_Task instructions:_ Of the lines below, copy those that hold the word "address".

(Items listed in a dataset)
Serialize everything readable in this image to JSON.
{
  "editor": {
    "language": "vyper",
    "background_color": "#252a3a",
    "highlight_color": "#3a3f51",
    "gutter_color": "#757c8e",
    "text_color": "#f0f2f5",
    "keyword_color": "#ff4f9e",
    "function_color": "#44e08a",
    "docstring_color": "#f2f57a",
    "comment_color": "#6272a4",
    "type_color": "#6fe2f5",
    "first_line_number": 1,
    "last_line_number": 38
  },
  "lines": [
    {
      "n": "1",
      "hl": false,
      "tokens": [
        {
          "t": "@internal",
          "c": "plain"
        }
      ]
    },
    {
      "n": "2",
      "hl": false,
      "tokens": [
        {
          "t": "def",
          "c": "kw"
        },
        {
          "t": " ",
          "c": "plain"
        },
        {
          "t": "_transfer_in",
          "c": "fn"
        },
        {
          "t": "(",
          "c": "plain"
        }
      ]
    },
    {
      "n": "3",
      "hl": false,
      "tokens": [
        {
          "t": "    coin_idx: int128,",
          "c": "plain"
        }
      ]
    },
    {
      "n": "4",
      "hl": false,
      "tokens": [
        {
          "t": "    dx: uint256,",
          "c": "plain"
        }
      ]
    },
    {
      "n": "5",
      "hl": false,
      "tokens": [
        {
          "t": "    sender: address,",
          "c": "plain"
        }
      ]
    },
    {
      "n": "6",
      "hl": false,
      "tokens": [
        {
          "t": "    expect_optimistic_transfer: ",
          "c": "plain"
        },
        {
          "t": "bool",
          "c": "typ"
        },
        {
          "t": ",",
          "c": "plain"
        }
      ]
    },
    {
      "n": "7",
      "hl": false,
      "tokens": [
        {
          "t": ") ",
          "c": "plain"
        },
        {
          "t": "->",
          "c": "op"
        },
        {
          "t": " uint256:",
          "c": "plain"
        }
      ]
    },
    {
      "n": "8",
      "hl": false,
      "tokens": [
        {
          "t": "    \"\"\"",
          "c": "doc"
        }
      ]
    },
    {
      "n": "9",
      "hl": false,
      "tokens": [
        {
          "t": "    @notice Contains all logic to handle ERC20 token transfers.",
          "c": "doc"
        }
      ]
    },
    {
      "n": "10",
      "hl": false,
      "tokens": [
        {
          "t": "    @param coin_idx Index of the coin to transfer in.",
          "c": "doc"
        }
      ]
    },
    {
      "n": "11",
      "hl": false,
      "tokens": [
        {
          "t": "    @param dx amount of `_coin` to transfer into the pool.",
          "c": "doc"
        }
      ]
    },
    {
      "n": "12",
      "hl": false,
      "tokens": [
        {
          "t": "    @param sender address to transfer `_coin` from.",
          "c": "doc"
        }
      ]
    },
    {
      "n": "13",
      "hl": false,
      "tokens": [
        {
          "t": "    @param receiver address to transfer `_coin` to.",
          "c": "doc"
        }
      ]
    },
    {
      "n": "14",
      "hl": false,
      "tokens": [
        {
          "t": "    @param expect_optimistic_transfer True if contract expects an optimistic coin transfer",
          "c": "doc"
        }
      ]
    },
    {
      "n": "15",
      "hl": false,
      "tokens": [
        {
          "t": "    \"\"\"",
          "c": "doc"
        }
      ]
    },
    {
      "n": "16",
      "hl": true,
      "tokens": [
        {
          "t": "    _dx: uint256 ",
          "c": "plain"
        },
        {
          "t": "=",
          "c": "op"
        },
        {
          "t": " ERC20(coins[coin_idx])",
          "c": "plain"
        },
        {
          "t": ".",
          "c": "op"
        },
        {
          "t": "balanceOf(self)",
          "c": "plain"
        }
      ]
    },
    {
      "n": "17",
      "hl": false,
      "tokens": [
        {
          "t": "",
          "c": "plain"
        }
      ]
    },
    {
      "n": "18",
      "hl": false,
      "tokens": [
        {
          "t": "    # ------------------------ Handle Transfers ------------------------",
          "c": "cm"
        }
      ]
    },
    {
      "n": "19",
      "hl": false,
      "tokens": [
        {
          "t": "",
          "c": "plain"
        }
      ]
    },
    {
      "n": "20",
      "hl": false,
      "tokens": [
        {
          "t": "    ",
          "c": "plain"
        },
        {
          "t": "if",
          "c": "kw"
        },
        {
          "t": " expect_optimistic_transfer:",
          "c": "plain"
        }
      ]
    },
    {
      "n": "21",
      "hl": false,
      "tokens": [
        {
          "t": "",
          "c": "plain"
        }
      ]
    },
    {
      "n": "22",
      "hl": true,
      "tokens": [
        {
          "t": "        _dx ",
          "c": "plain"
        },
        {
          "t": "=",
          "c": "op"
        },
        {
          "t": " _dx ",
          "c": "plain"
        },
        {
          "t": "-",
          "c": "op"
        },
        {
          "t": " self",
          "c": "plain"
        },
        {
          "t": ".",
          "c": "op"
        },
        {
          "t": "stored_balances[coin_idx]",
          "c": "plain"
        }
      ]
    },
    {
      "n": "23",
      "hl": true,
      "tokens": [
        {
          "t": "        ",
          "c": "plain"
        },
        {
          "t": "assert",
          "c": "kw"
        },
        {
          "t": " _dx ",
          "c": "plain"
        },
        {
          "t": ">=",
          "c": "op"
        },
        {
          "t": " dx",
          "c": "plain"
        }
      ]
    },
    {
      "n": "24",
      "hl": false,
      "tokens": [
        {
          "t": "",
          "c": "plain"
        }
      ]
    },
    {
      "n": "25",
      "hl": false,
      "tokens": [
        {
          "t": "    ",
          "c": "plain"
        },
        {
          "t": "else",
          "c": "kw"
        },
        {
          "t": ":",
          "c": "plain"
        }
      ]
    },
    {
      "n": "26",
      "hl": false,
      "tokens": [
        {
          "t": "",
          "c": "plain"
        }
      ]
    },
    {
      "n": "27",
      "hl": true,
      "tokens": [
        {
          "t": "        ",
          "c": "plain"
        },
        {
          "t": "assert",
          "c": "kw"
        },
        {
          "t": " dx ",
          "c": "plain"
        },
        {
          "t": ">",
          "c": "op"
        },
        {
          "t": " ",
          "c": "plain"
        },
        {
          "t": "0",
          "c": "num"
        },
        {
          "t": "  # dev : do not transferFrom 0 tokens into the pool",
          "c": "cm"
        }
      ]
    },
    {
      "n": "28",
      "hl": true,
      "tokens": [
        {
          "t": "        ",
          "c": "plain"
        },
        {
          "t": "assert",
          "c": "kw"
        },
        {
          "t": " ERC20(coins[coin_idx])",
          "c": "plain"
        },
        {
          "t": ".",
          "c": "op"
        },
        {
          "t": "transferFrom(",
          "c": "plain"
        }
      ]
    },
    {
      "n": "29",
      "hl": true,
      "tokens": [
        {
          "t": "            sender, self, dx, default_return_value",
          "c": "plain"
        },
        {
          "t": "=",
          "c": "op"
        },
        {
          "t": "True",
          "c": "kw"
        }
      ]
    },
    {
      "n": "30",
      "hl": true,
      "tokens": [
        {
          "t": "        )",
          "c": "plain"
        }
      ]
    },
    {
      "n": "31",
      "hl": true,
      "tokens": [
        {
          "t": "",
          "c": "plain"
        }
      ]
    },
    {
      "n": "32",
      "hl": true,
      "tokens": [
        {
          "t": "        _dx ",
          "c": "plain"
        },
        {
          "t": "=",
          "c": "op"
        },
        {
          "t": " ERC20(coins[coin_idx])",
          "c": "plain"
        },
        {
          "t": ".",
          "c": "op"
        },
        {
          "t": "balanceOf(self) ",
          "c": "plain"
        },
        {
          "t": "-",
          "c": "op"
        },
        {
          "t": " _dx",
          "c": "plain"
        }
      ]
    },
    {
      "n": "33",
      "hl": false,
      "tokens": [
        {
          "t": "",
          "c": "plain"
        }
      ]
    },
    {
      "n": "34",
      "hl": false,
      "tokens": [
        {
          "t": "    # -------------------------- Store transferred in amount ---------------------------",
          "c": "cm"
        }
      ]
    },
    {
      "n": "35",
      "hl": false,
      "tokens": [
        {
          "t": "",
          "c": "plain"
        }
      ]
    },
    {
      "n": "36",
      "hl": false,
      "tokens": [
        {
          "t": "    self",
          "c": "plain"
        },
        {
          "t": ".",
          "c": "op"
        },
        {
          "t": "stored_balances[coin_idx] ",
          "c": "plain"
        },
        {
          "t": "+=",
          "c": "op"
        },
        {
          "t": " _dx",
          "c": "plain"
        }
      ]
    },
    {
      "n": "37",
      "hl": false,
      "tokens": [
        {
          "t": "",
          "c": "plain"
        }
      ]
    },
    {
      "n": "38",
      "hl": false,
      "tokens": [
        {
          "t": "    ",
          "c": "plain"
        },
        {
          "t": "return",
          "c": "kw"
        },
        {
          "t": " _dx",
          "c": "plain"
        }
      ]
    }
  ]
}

_Expected output:_
          "t": "    sender: address,",
          "t": "    @param sender address to transfer `_coin` from.",
          "t": "    @param receiver address to transfer `_coin` to.",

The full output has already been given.